I write about a short scene when the girl has just woken up, and the chair on her left, which appears to be from Spanish origin, has a little importance in the main character’s routine. Quite a few writers believe that that particular chair that appears in many of Vermeer’s paintings, is the presence of a man, out of the picture at that moment, but there are no historical evidences to support that theory. Freud once said “Sometimes a cigar is just a cigar”, so maybe a chair in Vermeer’s paintings it is just a chair. Neutron autoradiography has shown that in the beginning the painter had drawn an instrument on that empty chair. If it had remained it would probably have given a totally different light to the scene and I would have written a different story. “The chair activates an almost physical sensation of depth to the mass of dark paint in the lower half of the composition which would have otherwise appeared flat and nondescript”. (Essential Vermeer) To portrait a chair in a painting was also a manner to show the girl’s social rank, which has already been established by the way she has her hair done and the type of dress she is wearing. That precise chair, which also appears in Woman in Blue Reading a Letter is clearly a bourgeois piece of furniture.

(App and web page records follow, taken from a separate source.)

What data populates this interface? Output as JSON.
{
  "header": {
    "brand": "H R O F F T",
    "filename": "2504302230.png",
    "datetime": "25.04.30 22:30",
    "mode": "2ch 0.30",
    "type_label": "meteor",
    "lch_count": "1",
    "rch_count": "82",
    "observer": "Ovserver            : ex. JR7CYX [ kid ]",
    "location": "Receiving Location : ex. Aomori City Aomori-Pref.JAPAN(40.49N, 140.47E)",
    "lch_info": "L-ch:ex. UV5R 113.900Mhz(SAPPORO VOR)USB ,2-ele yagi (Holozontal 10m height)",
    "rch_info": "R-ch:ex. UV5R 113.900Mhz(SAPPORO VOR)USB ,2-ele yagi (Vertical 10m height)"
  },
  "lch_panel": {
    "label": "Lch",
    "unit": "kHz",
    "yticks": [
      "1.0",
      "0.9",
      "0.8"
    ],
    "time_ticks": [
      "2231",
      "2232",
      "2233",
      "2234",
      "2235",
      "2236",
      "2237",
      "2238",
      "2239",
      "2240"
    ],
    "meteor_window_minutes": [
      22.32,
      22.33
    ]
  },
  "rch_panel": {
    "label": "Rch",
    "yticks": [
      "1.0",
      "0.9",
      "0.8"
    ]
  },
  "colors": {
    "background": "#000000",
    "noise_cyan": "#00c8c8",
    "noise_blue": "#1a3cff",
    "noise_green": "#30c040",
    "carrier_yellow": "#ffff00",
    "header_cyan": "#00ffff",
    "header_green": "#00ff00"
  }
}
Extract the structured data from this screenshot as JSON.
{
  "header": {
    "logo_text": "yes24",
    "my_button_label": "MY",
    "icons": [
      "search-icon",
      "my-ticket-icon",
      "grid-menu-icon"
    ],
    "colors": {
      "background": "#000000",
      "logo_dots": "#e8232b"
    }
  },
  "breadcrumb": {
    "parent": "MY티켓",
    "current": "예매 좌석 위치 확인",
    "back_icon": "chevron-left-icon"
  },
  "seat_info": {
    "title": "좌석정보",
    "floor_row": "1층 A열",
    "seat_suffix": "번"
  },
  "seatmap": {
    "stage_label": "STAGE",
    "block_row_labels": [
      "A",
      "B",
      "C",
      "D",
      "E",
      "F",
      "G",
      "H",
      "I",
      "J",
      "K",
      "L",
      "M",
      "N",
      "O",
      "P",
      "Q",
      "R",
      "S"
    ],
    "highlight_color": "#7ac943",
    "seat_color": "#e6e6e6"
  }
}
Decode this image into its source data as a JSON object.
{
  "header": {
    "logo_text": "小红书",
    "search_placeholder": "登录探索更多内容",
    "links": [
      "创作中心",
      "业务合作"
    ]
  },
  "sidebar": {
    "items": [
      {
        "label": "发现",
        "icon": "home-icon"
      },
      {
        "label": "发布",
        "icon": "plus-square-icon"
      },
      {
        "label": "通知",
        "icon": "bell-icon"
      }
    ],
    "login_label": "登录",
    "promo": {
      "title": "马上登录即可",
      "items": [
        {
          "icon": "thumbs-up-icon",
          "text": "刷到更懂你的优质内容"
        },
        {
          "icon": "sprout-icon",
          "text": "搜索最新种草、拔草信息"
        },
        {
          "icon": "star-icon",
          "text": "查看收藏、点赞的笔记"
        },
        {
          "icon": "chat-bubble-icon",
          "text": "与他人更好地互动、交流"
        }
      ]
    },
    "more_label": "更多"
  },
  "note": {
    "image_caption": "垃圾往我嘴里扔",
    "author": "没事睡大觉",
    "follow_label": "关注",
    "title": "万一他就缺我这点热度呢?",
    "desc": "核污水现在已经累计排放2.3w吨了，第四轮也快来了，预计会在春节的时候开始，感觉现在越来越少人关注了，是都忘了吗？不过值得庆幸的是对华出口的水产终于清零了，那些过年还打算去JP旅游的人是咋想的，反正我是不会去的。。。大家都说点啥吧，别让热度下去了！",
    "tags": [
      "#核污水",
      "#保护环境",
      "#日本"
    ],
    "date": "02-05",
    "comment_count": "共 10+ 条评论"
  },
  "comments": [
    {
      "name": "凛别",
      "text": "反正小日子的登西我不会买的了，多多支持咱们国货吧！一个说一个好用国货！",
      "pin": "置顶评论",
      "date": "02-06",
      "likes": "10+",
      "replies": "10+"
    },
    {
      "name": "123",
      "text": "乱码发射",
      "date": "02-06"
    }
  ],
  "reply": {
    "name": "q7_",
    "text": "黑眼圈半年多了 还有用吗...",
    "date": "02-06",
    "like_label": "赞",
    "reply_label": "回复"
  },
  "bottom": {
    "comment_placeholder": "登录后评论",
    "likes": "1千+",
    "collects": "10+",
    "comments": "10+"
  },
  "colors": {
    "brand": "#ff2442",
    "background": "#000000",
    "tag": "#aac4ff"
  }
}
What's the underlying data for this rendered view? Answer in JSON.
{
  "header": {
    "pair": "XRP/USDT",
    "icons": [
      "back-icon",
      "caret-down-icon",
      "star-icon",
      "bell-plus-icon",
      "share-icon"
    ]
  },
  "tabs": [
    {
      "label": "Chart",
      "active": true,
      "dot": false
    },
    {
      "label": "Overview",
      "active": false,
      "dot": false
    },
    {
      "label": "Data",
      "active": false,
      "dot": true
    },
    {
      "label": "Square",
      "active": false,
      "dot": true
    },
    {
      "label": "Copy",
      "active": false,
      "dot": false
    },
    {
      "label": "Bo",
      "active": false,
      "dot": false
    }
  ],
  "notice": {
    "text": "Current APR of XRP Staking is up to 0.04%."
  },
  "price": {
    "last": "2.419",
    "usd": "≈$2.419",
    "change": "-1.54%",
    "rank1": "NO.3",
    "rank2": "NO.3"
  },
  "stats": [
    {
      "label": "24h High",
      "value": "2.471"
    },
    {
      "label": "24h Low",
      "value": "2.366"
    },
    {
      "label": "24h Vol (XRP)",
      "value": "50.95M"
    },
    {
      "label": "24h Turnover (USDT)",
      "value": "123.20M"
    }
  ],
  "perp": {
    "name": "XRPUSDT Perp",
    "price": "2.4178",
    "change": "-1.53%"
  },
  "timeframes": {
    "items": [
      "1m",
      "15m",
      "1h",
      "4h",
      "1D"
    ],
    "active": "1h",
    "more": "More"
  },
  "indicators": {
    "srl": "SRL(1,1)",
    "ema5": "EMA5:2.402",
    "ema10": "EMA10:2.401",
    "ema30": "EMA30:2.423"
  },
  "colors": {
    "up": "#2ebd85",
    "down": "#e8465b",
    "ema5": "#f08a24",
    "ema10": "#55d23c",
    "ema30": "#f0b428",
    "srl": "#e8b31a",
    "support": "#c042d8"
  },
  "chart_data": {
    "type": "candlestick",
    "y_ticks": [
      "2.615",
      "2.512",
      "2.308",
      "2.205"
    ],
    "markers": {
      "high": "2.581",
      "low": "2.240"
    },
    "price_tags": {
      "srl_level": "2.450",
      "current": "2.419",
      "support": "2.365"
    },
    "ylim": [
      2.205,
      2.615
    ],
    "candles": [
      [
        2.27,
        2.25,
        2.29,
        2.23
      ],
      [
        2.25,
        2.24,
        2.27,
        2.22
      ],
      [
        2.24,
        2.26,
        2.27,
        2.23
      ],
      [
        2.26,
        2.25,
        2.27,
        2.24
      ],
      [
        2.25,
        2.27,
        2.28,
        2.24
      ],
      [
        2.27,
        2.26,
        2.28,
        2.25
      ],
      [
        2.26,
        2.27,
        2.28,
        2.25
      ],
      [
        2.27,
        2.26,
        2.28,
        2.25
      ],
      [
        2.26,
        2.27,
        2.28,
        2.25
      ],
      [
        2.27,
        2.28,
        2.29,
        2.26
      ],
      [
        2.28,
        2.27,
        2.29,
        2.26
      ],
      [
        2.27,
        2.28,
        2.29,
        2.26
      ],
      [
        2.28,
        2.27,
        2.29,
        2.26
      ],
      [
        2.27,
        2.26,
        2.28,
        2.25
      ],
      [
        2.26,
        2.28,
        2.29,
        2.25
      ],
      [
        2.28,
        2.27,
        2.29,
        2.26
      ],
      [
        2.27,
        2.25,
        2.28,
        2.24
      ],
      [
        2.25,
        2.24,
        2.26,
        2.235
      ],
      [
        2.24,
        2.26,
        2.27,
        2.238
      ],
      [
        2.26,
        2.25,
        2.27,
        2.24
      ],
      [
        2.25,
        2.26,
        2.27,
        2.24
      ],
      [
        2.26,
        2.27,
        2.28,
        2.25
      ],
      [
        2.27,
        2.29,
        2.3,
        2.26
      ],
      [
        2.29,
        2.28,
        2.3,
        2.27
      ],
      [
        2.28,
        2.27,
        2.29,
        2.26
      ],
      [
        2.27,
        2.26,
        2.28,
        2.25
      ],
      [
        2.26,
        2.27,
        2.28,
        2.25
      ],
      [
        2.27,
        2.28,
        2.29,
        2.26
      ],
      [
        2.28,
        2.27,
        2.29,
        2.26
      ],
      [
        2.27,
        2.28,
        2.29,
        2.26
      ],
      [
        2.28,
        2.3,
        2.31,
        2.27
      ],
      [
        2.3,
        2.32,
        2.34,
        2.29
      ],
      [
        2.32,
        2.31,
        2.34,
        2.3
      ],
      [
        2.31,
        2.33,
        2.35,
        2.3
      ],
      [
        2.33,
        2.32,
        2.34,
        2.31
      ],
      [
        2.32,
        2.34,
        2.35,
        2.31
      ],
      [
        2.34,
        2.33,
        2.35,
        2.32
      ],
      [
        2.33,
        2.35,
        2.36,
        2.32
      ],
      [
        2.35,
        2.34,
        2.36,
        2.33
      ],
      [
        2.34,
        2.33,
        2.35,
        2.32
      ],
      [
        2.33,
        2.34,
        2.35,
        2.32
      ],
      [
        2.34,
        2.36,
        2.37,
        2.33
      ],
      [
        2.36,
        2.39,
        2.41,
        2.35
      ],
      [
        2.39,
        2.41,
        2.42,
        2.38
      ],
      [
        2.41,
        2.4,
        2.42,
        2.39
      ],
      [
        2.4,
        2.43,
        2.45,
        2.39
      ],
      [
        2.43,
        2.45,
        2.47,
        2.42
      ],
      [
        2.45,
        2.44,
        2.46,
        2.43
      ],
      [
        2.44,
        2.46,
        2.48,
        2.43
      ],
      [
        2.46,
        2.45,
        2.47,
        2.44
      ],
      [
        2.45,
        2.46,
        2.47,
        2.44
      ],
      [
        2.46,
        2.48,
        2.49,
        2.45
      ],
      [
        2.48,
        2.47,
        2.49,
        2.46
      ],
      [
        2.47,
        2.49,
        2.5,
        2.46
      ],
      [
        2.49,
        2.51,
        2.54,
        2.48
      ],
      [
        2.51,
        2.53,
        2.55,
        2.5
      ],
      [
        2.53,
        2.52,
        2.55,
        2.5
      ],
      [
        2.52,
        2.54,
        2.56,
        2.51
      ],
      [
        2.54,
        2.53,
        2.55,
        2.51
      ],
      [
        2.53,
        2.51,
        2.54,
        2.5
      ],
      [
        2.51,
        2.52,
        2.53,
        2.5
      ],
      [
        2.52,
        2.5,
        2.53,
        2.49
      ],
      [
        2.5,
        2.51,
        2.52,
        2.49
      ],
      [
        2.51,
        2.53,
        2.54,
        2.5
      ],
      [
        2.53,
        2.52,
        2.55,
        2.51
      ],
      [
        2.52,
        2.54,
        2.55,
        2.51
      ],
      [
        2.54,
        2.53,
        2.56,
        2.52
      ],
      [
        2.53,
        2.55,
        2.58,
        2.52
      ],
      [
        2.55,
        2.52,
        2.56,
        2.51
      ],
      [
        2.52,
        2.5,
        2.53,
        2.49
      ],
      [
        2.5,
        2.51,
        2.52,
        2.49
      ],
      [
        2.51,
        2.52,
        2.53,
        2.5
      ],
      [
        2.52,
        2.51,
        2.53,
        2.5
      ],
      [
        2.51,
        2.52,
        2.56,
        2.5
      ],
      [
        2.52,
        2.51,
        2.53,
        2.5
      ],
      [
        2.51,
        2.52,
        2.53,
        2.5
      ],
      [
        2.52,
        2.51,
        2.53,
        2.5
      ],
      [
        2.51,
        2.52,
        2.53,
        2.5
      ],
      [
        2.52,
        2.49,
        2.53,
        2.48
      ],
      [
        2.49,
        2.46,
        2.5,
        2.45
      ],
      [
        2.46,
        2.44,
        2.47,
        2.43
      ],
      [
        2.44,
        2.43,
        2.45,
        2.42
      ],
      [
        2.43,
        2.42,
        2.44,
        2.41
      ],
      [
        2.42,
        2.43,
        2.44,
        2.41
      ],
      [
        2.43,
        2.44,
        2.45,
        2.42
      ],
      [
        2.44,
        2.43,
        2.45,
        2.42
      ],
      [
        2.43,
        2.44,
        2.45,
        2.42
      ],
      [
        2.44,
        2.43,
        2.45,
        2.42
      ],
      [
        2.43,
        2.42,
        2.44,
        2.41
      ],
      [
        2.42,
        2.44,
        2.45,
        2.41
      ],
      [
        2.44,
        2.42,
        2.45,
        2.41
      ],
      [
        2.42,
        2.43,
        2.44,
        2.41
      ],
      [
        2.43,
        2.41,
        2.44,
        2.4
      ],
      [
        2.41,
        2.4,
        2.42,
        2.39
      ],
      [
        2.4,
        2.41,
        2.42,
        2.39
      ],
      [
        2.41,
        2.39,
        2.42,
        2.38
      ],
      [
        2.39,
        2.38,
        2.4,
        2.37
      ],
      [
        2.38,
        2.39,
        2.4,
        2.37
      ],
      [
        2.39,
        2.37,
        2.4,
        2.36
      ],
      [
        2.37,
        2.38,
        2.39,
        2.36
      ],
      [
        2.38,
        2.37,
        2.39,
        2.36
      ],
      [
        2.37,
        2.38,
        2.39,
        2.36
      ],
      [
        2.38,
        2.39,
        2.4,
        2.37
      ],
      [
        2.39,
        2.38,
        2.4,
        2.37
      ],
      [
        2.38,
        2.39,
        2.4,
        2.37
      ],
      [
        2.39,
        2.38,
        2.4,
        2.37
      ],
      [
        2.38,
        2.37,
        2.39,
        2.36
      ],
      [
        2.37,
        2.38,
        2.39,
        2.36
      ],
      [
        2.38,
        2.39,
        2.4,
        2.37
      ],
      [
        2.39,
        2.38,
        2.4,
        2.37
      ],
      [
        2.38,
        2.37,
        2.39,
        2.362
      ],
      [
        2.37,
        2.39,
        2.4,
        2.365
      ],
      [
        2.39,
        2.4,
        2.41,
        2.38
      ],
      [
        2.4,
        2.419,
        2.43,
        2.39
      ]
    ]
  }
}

And finally the pearls, which close the story, appear quite frequently throughout Vermeer’s paintings. That is why by writing about them at the end I tried to give them some kind of importance. Pearls have been a source of fascination for centuries, they are created in deep sea by certain molluscs, they are perfectly round and they pale colour has been admired for decades. There are a few myth regarding pearls, some consider them to posses medicinal and talismanic powers. In Christianity, wearing pearls is also symbolic and many literature movements and art references have portrait them. In China pearls are related to the moon, which is very understandable. The legend says that the first pearl was born because of the moon, becoming one of the four beauties in the history of China.
What I enjoyed the most about this painting is not what can be clearly seen, as the objects, whose meaning is obvious, but what the objects, the girl’s face, her dress and the room as a whole suggest. It was quite easy to invent a story about such a peaceful scene, taking the subtle indicators which Vermeer left to use as an inspiration tool.
- http://thinking-about-art.blogspot.com/2008/07/how-glass-mirrors-changed-art.html (29/04/2011, 12.30)
- http://en.wikipedia.org/wiki/1650%E2%80%931700_in_fashion (29/04/2011, 12.55)
- http://www.essentialvermeer.com/catalogue/woman_with_a_pearl_necklace.html (30/04/2011, 16.00)
- http://www.essentialvermeer.com/catalogue/woman_in_blue_reading_a_letter.html (30/04/2011, 16.10)
- http://www.essentialvermeer.com/catalogue/lady_writing.html (02/05/2011, 17.30)
- http://www.articlekingpro.com/Article/Pearls-In-Art-And-Literature/443420 (02/05/2011, 17.40)
- http://webcache.googleusercontent.com/search?q=cache:JRGfM1rBdYwJ:www.articlekingpro.com/Article/Pearls-In-Art-And-Literature/443420+pearls+in+art&cd=5&hl=es&ct=clnk&gl=es&source=www.google.es (05/05/2011, 16.00)